_Work to complete_. An exact repetition of the data is required; no picture should appear in it.

[Data excerpts]
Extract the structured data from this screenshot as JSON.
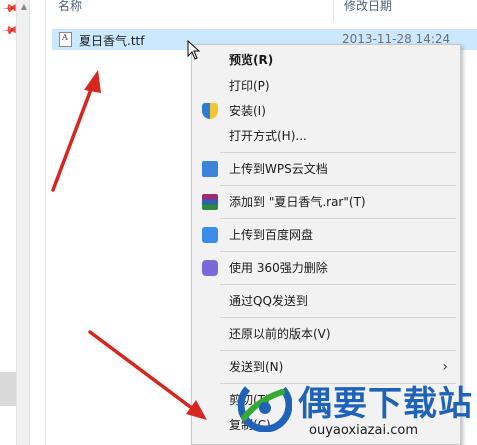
{
  "headers": {
    "name": "名称",
    "modified": "修改日期"
  },
  "file": {
    "name": "夏日香气.ttf",
    "date": "2013-11-28 14:24"
  },
  "context_menu": {
    "items": [
      {
        "label": "预览(R)",
        "icon": ""
      },
      {
        "label": "打印(P)",
        "icon": ""
      },
      {
        "label": "安装(I)",
        "icon": "shield-icon"
      },
      {
        "label": "打开方式(H)...",
        "icon": ""
      },
      {
        "label": "上传到WPS云文档",
        "icon": "wps-cloud-icon"
      },
      {
        "label": "添加到 \"夏日香气.rar\"(T)",
        "icon": "winrar-icon"
      },
      {
        "label": "上传到百度网盘",
        "icon": "baidu-netdisk-icon"
      },
      {
        "label": "使用 360强力删除",
        "icon": "360-delete-icon"
      },
      {
        "label": "通过QQ发送到",
        "icon": ""
      },
      {
        "label": "还原以前的版本(V)",
        "icon": ""
      },
      {
        "label": "发送到(N)",
        "icon": "",
        "submenu": "chevron-right-icon"
      },
      {
        "label": "剪切(T)",
        "icon": ""
      },
      {
        "label": "复制(C)",
        "icon": ""
      }
    ]
  },
  "watermark": {
    "title": "偶要下载站",
    "url": "ouyaoxiazai.com"
  },
  "colors": {
    "selection": "#cce8ff",
    "menu_bg": "#f2f2f2",
    "arrow_red": "#d7261e",
    "watermark_blue": "#1f63b8"
  }
}
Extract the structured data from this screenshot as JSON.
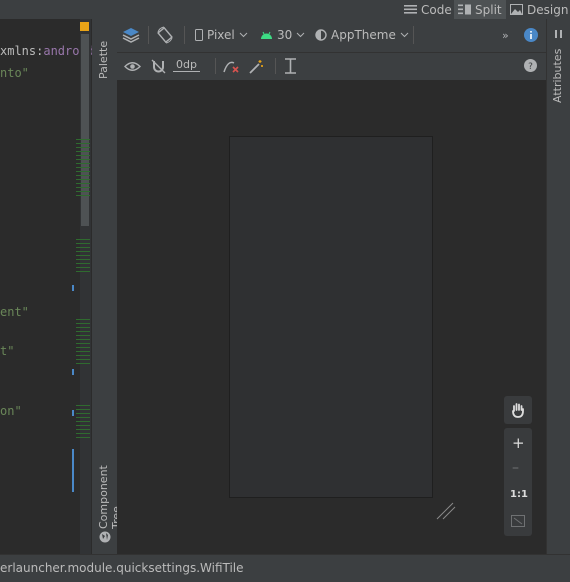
{
  "modes": {
    "code": "Code",
    "split": "Split",
    "design": "Design"
  },
  "code_lines": [
    {
      "prefix": "xmlns:",
      "prefix_class": "t",
      "rest": "android=",
      "rest_class": "p"
    },
    {
      "prefix": "nto\"",
      "prefix_class": "g",
      "rest": "",
      "rest_class": "g"
    },
    {
      "prefix": "ent\"",
      "prefix_class": "g",
      "rest": "",
      "rest_class": "g"
    },
    {
      "prefix": "t\"",
      "prefix_class": "g",
      "rest": "",
      "rest_class": "g"
    },
    {
      "prefix": "on\"",
      "prefix_class": "g",
      "rest": "",
      "rest_class": "g"
    }
  ],
  "side_tabs": {
    "palette": "Palette",
    "component_tree": "Component Tree",
    "attributes": "Attributes"
  },
  "toolbar": {
    "device": "Pixel",
    "api": "30",
    "theme": "AppTheme",
    "margin": "0dp"
  },
  "zoom": {
    "one_to_one": "1:1"
  },
  "status": {
    "text": "erlauncher.module.quicksettings.WifiTile"
  },
  "colors": {
    "accent": "#4a88c7",
    "android_green": "#3ddc84",
    "warning": "#e8a317"
  }
}
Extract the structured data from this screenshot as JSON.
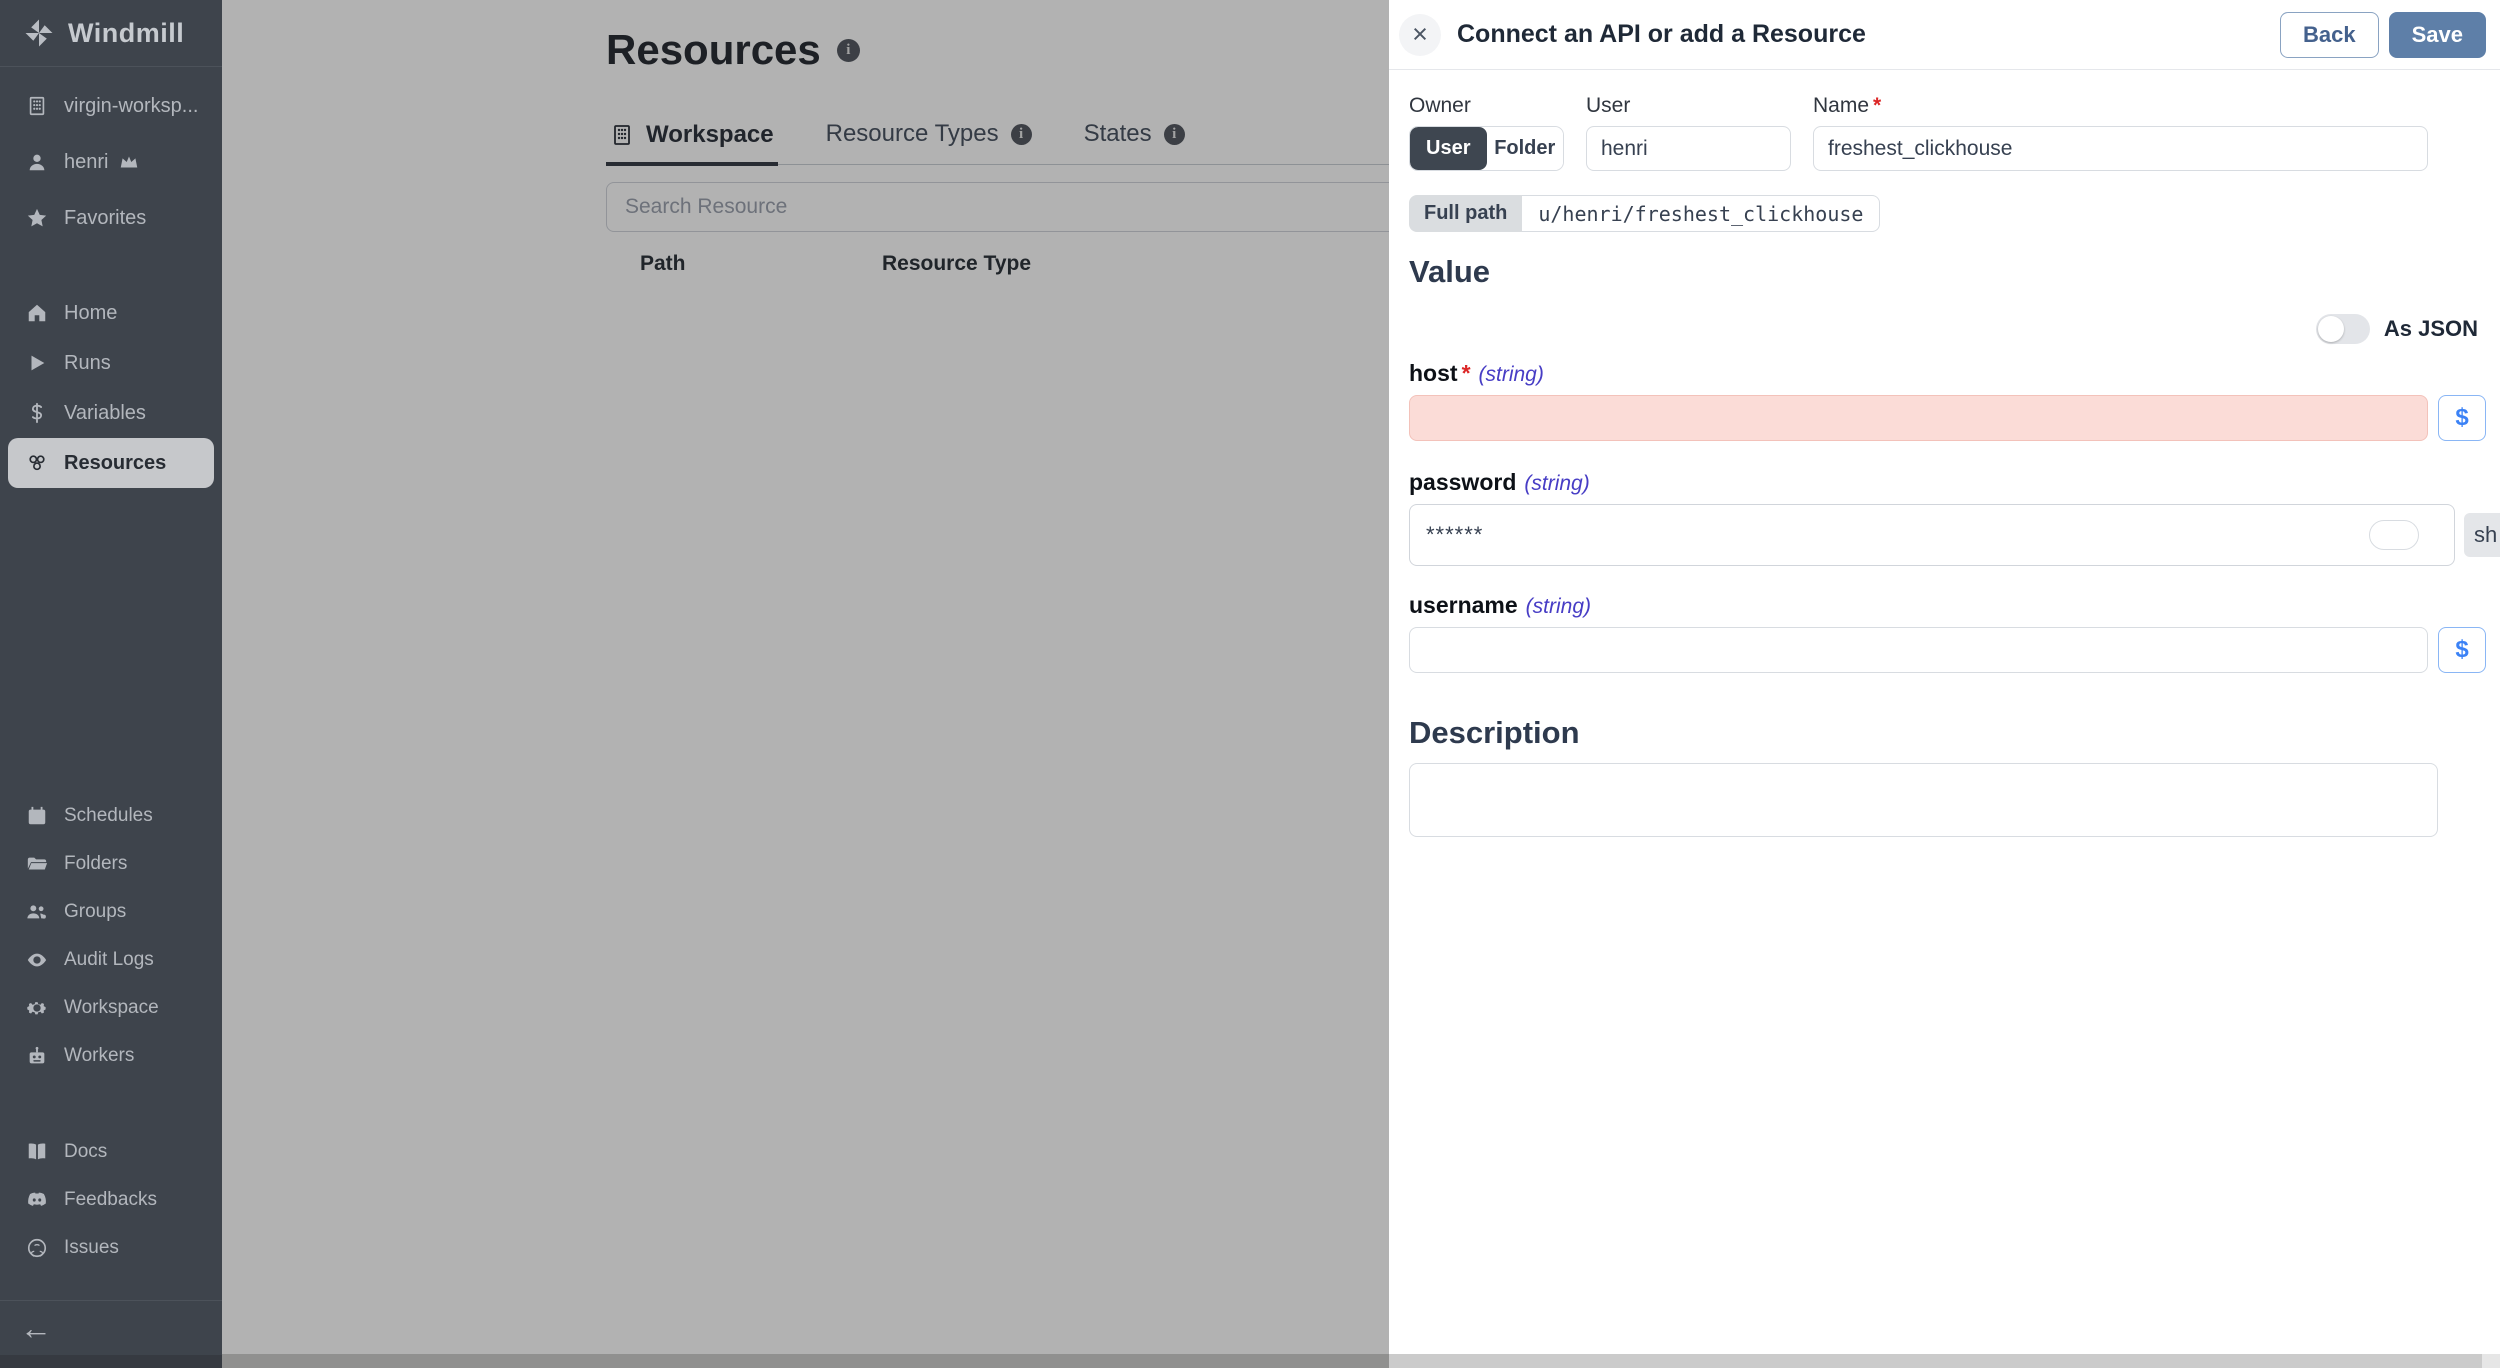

_Result_.
Extract the structured data from this screenshot as JSON.
{
  "headers": {
    "name": "名称",
    "modified": "修改日期"
  },
  "file": {
    "name": "夏日香气.ttf",
    "date": "2013-11-28 14:24"
  },
  "context_menu": {
    "items": [
      {
        "label": "预览(R)",
        "icon": ""
      },
      {
        "label": "打印(P)",
        "icon": ""
      },
      {
        "label": "安装(I)",
        "icon": "shield-icon"
      },
      {
        "label": "打开方式(H)...",
        "icon": ""
      },
      {
        "label": "上传到WPS云文档",
        "icon": "wps-cloud-icon"
      },
      {
        "label": "添加到 \"夏日香气.rar\"(T)",
        "icon": "winrar-icon"
      },
      {
        "label": "上传到百度网盘",
        "icon": "baidu-netdisk-icon"
      },
      {
        "label": "使用 360强力删除",
        "icon": "360-delete-icon"
      },
      {
        "label": "通过QQ发送到",
        "icon": ""
      },
      {
        "label": "还原以前的版本(V)",
        "icon": ""
      },
      {
        "label": "发送到(N)",
        "icon": "",
        "submenu": "chevron-right-icon"
      },
      {
        "label": "剪切(T)",
        "icon": ""
      },
      {
        "label": "复制(C)",
        "icon": ""
      }
    ]
  },
  "watermark": {
    "title": "偶要下载站",
    "url": "ouyaoxiazai.com"
  },
  "colors": {
    "selection": "#cce8ff",
    "menu_bg": "#f2f2f2",
    "arrow_red": "#d7261e",
    "watermark_blue": "#1f63b8"
  }
}
Extract the structured data from this screenshot as JSON.
{
  "modes": {
    "code": "Code",
    "split": "Split",
    "design": "Design"
  },
  "code_lines": [
    {
      "prefix": "xmlns:",
      "prefix_class": "t",
      "rest": "android=",
      "rest_class": "p"
    },
    {
      "prefix": "nto\"",
      "prefix_class": "g",
      "rest": "",
      "rest_class": "g"
    },
    {
      "prefix": "ent\"",
      "prefix_class": "g",
      "rest": "",
      "rest_class": "g"
    },
    {
      "prefix": "t\"",
      "prefix_class": "g",
      "rest": "",
      "rest_class": "g"
    },
    {
      "prefix": "on\"",
      "prefix_class": "g",
      "rest": "",
      "rest_class": "g"
    }
  ],
  "side_tabs": {
    "palette": "Palette",
    "component_tree": "Component Tree",
    "attributes": "Attributes"
  },
  "toolbar": {
    "device": "Pixel",
    "api": "30",
    "theme": "AppTheme",
    "margin": "0dp"
  },
  "zoom": {
    "one_to_one": "1:1"
  },
  "status": {
    "text": "erlauncher.module.quicksettings.WifiTile"
  },
  "colors": {
    "accent": "#4a88c7",
    "android_green": "#3ddc84",
    "warning": "#e8a317"
  }
}
Extract the structured data from this screenshot as JSON.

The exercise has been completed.